Sujith’s background in sports psychology also helped the team. As did his tough stance when it came to the team selection. He wanted to play Sandeep Warrier, who is among the most promising pace bowlers in the country today, and C.P. Shahid, the left-arm spinner who had virtually given up hopes of playing first class cricket. Shahid finished the season with 26 wickets from five matches; Sandeep scalped 24, also from five games. Sandeep has since been signed up by Royal Challengers Bangalore and is among the seven players recruited from Kerala for this year’s IPL.

“Even more players, like Rohan and Jagadeesh, deserve chances in the IPL,” says Sujith. “I am sure Kerala’s cricketers would be in the focus more often in the future. Sandeep is definitely an India prospect, especially in the longer version.”

In Sandeep and S. Sreesanth, Kerala could boast one of the finest new ball attacks in the country. And there are more pace bowling options for Kerala, with the likes of Prasanth Parameswaran, Manu Krishnan, P. U. Anthaf and N. Niyas.

Ram Mohan, former Ranji player and coach of Sandeep and Manu, says this is the best Kerala team he has ever seen. “I have been following Kerala cricket for three decades and I haven’t come across a team that is as good in all the formats and has this much depth and spirit,” he says. “We have to give credit to Sujith for that. He has been able to instil confidence in the players, who now know they would be there in team in the next match in spite of a lean run.

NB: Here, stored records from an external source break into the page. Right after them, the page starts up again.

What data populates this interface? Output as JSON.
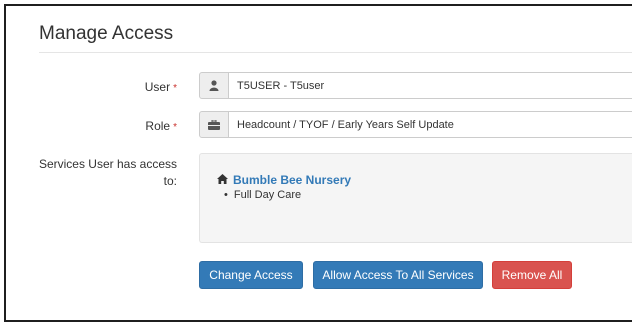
{
  "page": {
    "title": "Manage Access"
  },
  "form": {
    "user_label": "User",
    "user_value": "T5USER - T5user",
    "role_label": "Role",
    "role_value": "Headcount / TYOF / Early Years Self Update",
    "required_marker": "*",
    "services_label_line1": "Services User has access",
    "services_label_line2": "to:"
  },
  "services": [
    {
      "name": "Bumble Bee Nursery",
      "items": [
        "Full Day Care"
      ]
    }
  ],
  "buttons": {
    "change_access": "Change Access",
    "allow_all": "Allow Access To All Services",
    "remove_all": "Remove All"
  },
  "icons": {
    "user": "user-icon",
    "role": "briefcase-icon",
    "service": "home-icon"
  },
  "colors": {
    "primary": "#337ab7",
    "danger": "#d9534f",
    "required": "#c9302c"
  }
}
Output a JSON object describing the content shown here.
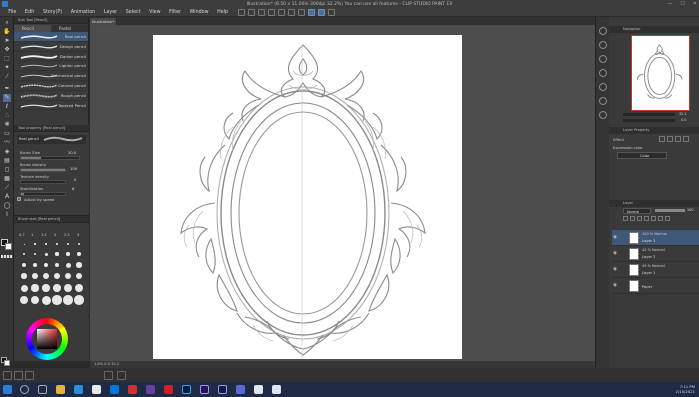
{
  "window": {
    "title": "Illustration* (8.50 x 11.00in 300dpi 32.2%) You can use all features - CLIP STUDIO PAINT EX",
    "controls": [
      "—",
      "☐",
      "✕"
    ]
  },
  "menu": [
    "File",
    "Edit",
    "Story(P)",
    "Animation",
    "Layer",
    "Select",
    "View",
    "Filter",
    "Window",
    "Help"
  ],
  "document_tab": "Illustration*",
  "subtool_panel": {
    "header": "Sub Tool [Pencil]",
    "tabs": [
      "Pencil",
      "Pastel"
    ],
    "brushes": [
      "Real pencil",
      "Design pencil",
      "Darker pencil",
      "Lighter pencil",
      "Mechanical pencil",
      "Colored pencil",
      "Rough pencil",
      "Tapered Pencil"
    ],
    "selected_index": 0
  },
  "tool_property": {
    "header": "Tool property [Real pencil]",
    "preset": "Real pencil",
    "brush_size_label": "Brush Size",
    "brush_size_value": "20.0",
    "brush_density_label": "Brush density",
    "brush_density_value": "100",
    "texture_density_label": "Texture density",
    "texture_density_value": "0",
    "stabilization_label": "Stabilization",
    "stabilization_value": "6",
    "adjust_by_speed_label": "Adjust by speed"
  },
  "brush_size_panel": {
    "header": "Brush size [Real pencil]",
    "sizes": [
      "0.7",
      "1",
      "1.5",
      "2",
      "2.5",
      "3"
    ]
  },
  "canvas": {
    "status": "1.8%  0.0  32.2"
  },
  "navigator": {
    "header": "Navigator",
    "zoom": "32.2",
    "rotation": "0.0"
  },
  "layer_property": {
    "header": "Layer Property",
    "effect_label": "Effect",
    "expression_color_label": "Expression color",
    "expression_color_value": "Color"
  },
  "layer_panel": {
    "header": "Layer",
    "blend_mode": "Normal",
    "opacity": "100",
    "layers": [
      {
        "mode": "100 % Normal",
        "name": "Layer 3",
        "selected": true
      },
      {
        "mode": "42 % Normal",
        "name": "Layer 2",
        "selected": false
      },
      {
        "mode": "49 % Normal",
        "name": "Layer 1",
        "selected": false
      },
      {
        "mode": "",
        "name": "Paper",
        "selected": false
      }
    ]
  },
  "taskbar": {
    "time": "7:11 PM",
    "date": "2/15/2021"
  },
  "colors": {
    "accent": "#4e6e98",
    "selected_row": "#3f5878",
    "panel_bg": "#3a3a3a",
    "canvas_bg": "#4d4d4d",
    "navigator_frame": "#c0392b",
    "taskbar_bg": "#1f2a44"
  }
}
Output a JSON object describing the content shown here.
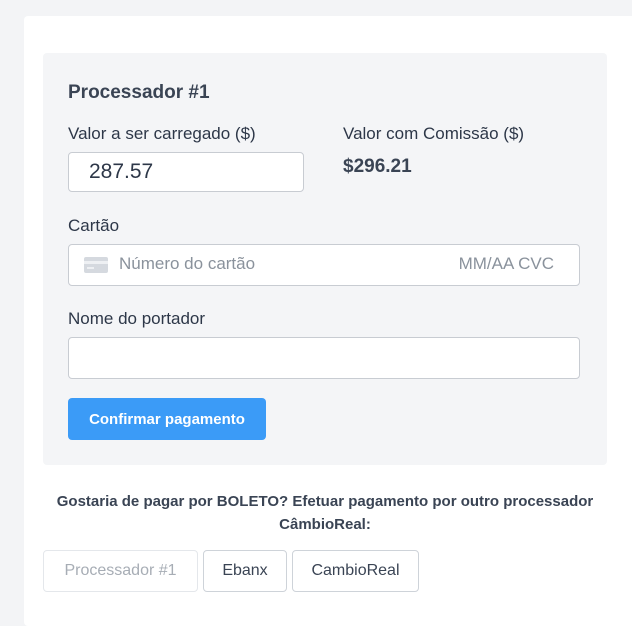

That wasn’t the case earlier in Kerala cricket.”

With academies in every district, quality cricket grounds coming up right across the State and enough exposure and practice sessions for players in different age groups, things have never looked better for the sport in Kerala.

And the average age of the Kerala team that scared Andhra at Kadapa was 25.27. The future surely looks bright and sunny for Kerala cricket.